blame credit goes to her. That aside, this cosplay was one of the highlights of Sakuracon 2011 because people were asking to take my picture for a change. The nature of the cosplay also led to funny and awkward moments. Some dude approached me from behind with an “Excuse me, miss…” In my mind, I’m thinking “Mwuahaha, still want to take my picture?!?!?!”
Day 3 was Ichinomiya Kou (Riku) from Arakawa Under The Bridge. It was a lucky moment when I ran into this Nino, because we were both lone cosplayers missing the other half. Needless to say Riku is a very simply cosplay so it definitely lacks impact if you don’t have at least another Arakawa cosplay with you. It’s a functional cosplay that I could wear to Easter mass in the morning and return to the con afterwards with. This also allowed me to get all my loot from the Dealer’s Hall without having to carry around a chainsaw. Speaking of…

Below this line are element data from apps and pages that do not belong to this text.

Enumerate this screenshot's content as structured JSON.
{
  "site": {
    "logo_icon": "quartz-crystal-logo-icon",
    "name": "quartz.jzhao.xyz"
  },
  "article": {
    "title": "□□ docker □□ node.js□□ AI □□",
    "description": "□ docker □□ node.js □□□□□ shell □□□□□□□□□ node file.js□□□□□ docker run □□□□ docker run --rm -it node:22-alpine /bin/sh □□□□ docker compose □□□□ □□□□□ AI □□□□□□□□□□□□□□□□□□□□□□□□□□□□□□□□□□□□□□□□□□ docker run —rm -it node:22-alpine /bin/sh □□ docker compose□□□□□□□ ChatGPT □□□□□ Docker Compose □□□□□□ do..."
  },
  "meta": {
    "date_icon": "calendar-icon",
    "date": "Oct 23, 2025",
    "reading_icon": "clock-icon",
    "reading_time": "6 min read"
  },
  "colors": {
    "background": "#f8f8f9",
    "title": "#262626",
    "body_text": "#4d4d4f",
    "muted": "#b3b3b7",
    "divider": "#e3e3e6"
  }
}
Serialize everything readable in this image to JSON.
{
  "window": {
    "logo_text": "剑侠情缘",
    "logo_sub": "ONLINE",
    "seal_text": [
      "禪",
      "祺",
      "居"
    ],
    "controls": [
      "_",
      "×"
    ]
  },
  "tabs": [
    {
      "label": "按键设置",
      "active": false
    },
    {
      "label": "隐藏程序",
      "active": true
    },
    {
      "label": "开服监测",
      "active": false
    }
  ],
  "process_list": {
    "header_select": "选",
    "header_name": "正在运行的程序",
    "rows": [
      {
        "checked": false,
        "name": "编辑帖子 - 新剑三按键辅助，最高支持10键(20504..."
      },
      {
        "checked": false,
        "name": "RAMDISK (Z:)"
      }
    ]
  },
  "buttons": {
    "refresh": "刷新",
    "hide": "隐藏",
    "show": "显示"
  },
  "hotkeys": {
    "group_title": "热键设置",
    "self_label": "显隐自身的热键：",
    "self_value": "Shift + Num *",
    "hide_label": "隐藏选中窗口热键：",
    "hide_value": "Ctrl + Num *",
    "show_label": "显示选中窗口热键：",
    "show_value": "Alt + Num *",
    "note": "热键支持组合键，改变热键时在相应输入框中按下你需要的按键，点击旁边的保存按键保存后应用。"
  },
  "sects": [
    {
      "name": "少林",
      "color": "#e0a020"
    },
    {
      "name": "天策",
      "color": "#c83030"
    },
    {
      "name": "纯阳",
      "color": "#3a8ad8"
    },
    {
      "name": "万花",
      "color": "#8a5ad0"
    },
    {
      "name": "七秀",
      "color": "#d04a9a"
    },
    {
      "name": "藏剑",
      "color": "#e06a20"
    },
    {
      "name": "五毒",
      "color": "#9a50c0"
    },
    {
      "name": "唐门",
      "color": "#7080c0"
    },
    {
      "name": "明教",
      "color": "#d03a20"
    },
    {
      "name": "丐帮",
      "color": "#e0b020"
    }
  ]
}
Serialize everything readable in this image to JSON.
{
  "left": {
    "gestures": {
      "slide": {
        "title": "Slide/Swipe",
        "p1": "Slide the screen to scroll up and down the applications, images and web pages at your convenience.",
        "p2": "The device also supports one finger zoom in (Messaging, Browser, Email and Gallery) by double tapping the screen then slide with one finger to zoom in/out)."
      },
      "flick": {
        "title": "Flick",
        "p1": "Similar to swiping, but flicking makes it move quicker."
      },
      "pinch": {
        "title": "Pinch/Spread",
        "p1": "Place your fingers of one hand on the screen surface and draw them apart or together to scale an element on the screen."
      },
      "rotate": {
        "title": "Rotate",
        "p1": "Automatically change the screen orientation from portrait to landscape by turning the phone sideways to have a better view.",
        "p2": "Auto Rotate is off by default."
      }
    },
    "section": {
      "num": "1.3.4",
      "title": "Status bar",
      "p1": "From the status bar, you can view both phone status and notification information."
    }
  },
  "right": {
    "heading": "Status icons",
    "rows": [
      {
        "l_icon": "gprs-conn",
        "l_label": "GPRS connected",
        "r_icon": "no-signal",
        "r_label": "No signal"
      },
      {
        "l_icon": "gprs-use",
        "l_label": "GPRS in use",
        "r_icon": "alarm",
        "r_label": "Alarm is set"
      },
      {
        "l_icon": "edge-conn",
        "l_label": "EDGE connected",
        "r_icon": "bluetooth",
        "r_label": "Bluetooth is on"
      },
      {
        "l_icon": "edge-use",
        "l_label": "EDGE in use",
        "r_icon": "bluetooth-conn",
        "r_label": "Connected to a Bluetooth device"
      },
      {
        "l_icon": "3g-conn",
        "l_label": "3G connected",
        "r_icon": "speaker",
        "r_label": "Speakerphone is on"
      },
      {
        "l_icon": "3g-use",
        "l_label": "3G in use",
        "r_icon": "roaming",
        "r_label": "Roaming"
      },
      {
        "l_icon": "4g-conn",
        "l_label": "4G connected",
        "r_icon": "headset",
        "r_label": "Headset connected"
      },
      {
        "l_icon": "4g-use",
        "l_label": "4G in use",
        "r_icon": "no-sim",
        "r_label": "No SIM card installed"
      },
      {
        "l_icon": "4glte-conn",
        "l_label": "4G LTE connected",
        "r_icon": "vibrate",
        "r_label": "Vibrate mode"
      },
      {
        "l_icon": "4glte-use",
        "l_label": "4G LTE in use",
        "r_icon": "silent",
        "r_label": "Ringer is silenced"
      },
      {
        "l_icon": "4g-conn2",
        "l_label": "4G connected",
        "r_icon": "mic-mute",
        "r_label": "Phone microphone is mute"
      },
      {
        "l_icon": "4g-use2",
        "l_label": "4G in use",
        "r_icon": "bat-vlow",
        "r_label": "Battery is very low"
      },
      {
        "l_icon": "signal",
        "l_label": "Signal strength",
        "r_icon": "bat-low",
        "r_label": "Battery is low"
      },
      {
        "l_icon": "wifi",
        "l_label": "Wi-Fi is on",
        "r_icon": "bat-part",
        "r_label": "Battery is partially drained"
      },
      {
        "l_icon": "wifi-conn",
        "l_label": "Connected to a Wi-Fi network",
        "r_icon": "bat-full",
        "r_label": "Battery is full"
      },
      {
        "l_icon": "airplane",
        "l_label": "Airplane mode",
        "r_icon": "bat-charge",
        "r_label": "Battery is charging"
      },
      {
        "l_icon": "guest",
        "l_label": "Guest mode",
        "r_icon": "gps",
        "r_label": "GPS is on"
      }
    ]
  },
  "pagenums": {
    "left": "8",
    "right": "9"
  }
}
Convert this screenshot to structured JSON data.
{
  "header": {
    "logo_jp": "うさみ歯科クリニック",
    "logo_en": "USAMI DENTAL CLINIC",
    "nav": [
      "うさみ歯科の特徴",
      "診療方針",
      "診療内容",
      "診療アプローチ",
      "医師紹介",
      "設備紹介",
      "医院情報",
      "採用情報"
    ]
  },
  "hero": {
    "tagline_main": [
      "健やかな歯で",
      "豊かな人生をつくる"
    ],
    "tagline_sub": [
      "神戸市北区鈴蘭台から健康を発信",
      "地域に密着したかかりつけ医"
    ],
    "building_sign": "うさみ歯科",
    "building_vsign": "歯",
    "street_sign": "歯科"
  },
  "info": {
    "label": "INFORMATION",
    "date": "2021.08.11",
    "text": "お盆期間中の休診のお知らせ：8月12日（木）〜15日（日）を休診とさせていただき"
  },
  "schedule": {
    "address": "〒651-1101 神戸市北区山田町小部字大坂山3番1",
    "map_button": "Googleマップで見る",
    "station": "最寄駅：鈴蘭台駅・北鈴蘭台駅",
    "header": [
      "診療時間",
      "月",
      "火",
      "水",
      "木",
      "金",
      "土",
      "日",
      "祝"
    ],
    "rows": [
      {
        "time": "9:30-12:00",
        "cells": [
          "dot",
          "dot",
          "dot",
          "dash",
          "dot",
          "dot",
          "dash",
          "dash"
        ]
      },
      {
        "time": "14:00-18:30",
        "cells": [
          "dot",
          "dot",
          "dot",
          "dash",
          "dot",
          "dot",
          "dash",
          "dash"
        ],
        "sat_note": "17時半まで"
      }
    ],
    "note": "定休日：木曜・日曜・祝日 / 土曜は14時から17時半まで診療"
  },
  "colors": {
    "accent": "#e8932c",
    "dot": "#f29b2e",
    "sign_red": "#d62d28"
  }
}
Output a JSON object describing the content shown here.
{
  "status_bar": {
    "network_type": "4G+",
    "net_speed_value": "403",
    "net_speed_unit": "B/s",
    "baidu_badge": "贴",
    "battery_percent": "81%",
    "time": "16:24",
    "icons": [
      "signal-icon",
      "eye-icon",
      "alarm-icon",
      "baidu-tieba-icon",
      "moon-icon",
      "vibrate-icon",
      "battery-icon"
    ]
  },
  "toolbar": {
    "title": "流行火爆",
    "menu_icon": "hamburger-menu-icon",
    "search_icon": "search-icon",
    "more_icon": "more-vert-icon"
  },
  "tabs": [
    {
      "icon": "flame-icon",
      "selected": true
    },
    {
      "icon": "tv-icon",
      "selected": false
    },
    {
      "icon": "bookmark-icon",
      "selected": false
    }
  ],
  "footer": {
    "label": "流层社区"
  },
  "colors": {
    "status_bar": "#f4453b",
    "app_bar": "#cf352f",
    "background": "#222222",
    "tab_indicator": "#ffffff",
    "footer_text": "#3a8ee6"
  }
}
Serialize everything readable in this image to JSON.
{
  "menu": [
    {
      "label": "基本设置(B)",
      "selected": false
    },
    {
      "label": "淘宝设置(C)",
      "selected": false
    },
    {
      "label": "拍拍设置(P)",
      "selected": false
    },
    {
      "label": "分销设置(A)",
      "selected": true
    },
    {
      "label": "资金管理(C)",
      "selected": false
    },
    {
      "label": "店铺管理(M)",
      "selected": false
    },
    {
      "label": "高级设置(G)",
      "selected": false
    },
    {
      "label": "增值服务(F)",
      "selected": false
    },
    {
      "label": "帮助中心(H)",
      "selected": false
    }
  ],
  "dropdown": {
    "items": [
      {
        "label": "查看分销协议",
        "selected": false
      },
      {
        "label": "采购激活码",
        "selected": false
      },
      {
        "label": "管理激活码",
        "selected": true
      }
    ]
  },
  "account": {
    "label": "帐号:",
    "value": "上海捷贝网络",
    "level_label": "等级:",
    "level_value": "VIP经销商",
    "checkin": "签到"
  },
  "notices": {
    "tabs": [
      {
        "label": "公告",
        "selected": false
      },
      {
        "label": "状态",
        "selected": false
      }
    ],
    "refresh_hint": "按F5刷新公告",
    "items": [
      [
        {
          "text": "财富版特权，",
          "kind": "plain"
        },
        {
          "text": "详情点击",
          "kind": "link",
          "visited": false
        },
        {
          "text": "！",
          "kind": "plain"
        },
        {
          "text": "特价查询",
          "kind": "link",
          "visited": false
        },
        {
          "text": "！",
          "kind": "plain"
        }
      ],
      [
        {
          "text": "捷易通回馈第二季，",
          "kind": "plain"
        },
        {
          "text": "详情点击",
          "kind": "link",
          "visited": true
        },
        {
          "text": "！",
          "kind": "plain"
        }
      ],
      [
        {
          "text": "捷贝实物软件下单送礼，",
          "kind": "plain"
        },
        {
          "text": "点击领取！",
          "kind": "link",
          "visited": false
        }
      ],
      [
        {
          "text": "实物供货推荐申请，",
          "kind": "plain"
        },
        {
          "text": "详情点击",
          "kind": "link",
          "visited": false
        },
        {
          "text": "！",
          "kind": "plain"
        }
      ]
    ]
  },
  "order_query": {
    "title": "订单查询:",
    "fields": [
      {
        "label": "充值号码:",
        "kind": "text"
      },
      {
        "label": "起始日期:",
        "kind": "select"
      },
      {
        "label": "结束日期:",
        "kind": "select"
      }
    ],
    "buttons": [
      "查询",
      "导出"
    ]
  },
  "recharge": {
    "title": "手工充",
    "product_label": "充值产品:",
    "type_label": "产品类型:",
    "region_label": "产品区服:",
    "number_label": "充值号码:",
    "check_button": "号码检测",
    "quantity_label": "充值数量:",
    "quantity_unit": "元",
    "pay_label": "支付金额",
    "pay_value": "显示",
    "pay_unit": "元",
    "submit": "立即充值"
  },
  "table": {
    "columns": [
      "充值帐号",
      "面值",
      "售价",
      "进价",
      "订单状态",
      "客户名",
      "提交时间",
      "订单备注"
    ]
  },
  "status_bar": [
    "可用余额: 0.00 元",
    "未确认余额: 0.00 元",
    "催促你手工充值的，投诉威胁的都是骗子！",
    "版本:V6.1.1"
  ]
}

…I bought this little cutie. Going into Sakuracon, I wouldn’t have thought that I’d come back with a Mikuru Gekisou figure. It was technically an impulse buy, but I’ll tell you the whole story. At the Dealer’s Hall I found one new for $70 (cheaper than the original $95 retail), but she wasn’t exactly a figure on my wish-list. Sunday comes along and I realize that the K-On! cast is having their autographing session. I see that the line isn’t too long so I decide to line-up and get a free autographed poster. Dude behind me in line is holding a Mio figure that he was going to get signed by Cristina so I get the same idea. I quickly went to buy Mikuru, went back in line (which was now dwindling) and hurriedly opened the packaging. When I got around to asking Stephanie to sign the Mikuru figure, she seemed excited to know that someone knew she was Mikuru’s english voice. All-in-all, this purchase was a win because it was cheaper than retail, autographed for increased value, and the process in turn let me show my appreciation for a guest of honor’s work in the industry.
There are many untold stories left to tell, but I’ll end the report here. Sakuracon 2011 was lovely: new people and new experiences, but it’s time to come back to reality.